Jiggs Whigham, trombone
Gene Bertoncini, guitar

SKU: AJD-72204 Category: Tags: , , ,

Track Listing

1. You Made Me Love You (James Monaco & Joseph McCarthy Broadway Music-Edwin H. Morse)

2. She’s Still Out There (Jiggs Whigham-Azica Music)

3. Sweet Louis (Jiggs Whigham-Azica Music)

4. My Foolish Heart (Vistor Young-Chappel & Co.)

5. It Could Happen to You (Jimmy Van Heusen Famous Music)

6. Like a Lover (Dori Caymmi-Berne Music)

7. Dum De Dum (Jiggs Whigham-Azica Music)

8. Gone With the Wind (Herb Magdison/Allie Wrubel Bourne Co.)

9. If You Never Come to Me (Jobin, Gilbert, de Oliviera-Ipanema)

10. Mood Indigo (Duke Ellington-Famous Music)

11. Girl Talk (Neal Hefti-Famous Music)

February 1998

This trombone/ guitar duo record demands a lot of the perpetrators, who let the buck stop right there by making things remarkably easy on the listener. Whigham’s effortlessly melodic mainstream blowing is matched with some of the best guitar work I’ve heard in a long time.

Bertoncini has great command, a beautiful touch, a puts together his highly personal voicings with the instincts of a great accompanist. Highly recommended, especially to guitarists.

–Duck Baker

Fall 1998

Jiggs Whigham is a familiar name in trombone circles. His performances both in concert and in recordings have long been a model of fluid technique and outstanding musicianship. Many trombonists, however, may not be as familiar with guitarist Gene Bertoncini. One of the most active studio guitar players in New York, Bertoncini has played with many great jazz musicians, including Tony Bennett, Buddy Rich, and Gerry Mulligan. Whigham and Bertoncini have worked together but never recorded together until this project. Their hectic schedules intersected for only one day, just enough time to produce this wonderful CD.
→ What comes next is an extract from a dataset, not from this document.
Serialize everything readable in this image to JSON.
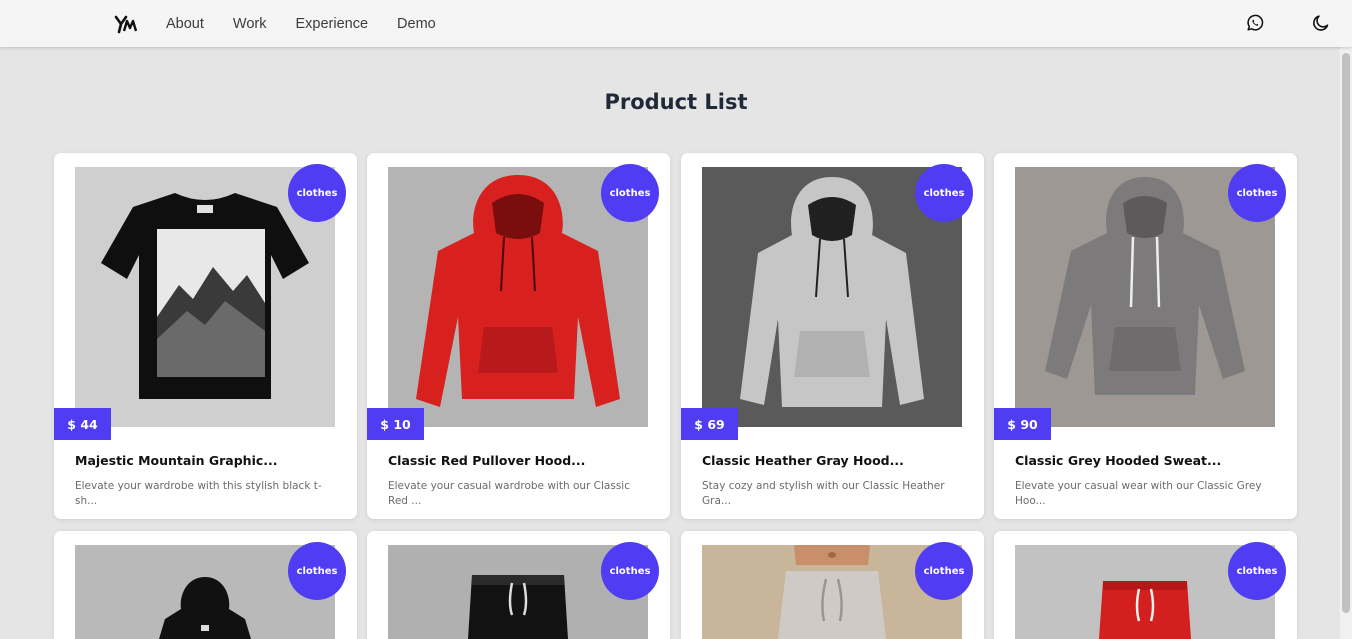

To say that Whigham and Bertoncini got together one evening and just started jamming may be an oversimplification. There are certainly many elements in the music that might suggest this, such as a distinct sense of spontaneity and playfulness. However, at the same time there is an equal sense of ensemble, precision, and eloquence. The music is played with superb artistry. What is most impressive about this recording is Whigham’s beautiful sound, flowing phrasing, and inventive solos.

The combination of trombone and guitar is subdued, creating a continual hint of intimacy in the music that is reflective of the circumstances under which this CD was recorded. Some may find this too much of a good thing, for there is not a great deal of variety in tone colors or styles. This does not detract from the CD however, for one gets the feeling that this recording was never intended to wow or impress its audience. It gives instead a glimpse into the feelings surrounding a conversation between two long-time friends reunited after an extended absence.

–Bill Mathis, Northwestern State University of Louisiana